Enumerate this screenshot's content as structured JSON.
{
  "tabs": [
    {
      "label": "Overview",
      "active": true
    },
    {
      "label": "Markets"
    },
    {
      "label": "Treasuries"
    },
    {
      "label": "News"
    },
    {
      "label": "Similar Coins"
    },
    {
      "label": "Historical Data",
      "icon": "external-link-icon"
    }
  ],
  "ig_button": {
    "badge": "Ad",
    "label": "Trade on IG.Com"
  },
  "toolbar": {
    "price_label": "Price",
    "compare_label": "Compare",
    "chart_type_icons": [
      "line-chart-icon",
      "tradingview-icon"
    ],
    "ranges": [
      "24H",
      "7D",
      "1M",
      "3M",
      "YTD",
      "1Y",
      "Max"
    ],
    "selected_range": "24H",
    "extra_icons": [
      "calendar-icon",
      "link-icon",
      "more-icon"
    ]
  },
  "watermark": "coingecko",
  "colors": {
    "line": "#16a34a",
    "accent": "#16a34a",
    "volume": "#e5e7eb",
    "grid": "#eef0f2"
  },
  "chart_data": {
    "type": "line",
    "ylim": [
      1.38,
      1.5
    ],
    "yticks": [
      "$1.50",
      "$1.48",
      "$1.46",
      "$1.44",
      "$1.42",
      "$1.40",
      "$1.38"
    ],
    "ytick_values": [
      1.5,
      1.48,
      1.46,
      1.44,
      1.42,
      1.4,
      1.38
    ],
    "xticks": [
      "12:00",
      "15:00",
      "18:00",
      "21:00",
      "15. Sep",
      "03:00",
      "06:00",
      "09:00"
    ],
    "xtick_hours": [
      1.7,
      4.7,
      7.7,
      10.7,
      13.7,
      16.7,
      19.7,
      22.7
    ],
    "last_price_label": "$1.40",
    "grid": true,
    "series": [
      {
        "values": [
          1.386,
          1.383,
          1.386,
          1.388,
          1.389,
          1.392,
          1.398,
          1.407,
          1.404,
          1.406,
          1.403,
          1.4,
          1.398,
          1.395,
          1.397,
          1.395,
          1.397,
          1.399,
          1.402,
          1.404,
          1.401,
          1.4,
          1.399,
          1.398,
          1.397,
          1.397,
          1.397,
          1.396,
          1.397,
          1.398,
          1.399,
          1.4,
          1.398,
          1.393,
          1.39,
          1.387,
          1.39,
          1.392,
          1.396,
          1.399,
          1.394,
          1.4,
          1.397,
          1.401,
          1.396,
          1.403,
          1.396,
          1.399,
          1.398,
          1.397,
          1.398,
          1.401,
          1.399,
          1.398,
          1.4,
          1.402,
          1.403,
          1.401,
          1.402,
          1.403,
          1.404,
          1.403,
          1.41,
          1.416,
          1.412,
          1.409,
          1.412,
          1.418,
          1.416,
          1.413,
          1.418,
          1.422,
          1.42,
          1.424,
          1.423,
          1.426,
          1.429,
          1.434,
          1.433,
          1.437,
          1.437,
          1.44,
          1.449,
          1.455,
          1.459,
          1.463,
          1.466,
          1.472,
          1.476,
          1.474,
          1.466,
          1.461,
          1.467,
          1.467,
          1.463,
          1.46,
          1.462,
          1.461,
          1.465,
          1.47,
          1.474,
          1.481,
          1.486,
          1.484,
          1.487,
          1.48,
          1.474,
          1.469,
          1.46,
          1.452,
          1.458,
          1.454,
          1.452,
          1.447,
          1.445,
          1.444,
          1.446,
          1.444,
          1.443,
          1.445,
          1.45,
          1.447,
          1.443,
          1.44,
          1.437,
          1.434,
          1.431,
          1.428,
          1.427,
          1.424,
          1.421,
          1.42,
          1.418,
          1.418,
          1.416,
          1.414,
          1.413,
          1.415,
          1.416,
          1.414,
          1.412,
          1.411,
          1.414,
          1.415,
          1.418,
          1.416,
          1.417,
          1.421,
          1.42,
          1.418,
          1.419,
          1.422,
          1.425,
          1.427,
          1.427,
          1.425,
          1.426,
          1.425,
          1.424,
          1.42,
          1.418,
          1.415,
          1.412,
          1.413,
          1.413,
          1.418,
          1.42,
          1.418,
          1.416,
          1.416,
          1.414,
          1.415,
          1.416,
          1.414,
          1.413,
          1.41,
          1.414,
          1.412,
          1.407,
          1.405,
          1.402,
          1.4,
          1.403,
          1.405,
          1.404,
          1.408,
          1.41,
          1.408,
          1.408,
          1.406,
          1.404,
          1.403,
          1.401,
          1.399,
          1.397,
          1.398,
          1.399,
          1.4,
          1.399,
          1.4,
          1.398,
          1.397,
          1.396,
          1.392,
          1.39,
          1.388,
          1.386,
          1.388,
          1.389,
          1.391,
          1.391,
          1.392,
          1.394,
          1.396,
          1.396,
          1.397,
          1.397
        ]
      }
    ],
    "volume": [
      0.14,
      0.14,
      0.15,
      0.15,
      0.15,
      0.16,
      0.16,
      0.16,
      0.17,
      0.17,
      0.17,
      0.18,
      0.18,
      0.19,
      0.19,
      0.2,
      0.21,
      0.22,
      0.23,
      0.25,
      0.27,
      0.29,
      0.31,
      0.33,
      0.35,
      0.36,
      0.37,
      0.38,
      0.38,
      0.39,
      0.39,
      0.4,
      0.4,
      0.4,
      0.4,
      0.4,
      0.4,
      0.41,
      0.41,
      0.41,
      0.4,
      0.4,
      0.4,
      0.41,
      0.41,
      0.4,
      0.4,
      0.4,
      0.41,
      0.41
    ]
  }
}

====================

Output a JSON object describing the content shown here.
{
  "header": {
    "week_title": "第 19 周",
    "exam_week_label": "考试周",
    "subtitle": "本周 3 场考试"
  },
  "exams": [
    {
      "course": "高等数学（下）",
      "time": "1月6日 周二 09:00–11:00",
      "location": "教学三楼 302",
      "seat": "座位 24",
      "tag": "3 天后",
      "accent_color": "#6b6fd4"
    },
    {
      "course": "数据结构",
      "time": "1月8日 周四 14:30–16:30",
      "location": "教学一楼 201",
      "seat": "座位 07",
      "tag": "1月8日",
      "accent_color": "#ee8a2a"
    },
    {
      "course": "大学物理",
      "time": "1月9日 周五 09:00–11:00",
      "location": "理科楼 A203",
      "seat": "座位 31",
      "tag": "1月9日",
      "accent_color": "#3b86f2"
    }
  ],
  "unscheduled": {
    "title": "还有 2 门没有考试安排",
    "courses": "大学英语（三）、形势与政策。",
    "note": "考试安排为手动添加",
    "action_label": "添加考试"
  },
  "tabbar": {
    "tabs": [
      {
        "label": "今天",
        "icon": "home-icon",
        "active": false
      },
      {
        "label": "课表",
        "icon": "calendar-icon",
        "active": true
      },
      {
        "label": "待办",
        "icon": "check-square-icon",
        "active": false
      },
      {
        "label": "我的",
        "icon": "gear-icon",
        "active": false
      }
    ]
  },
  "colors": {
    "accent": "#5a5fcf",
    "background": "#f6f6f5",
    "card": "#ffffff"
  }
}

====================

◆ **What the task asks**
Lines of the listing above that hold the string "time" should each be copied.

◆ **Result below**
      "time": "1月6日 周二 09:00–11:00",
      "time": "1月8日 周四 14:30–16:30",
      "time": "1月9日 周五 09:00–11:00",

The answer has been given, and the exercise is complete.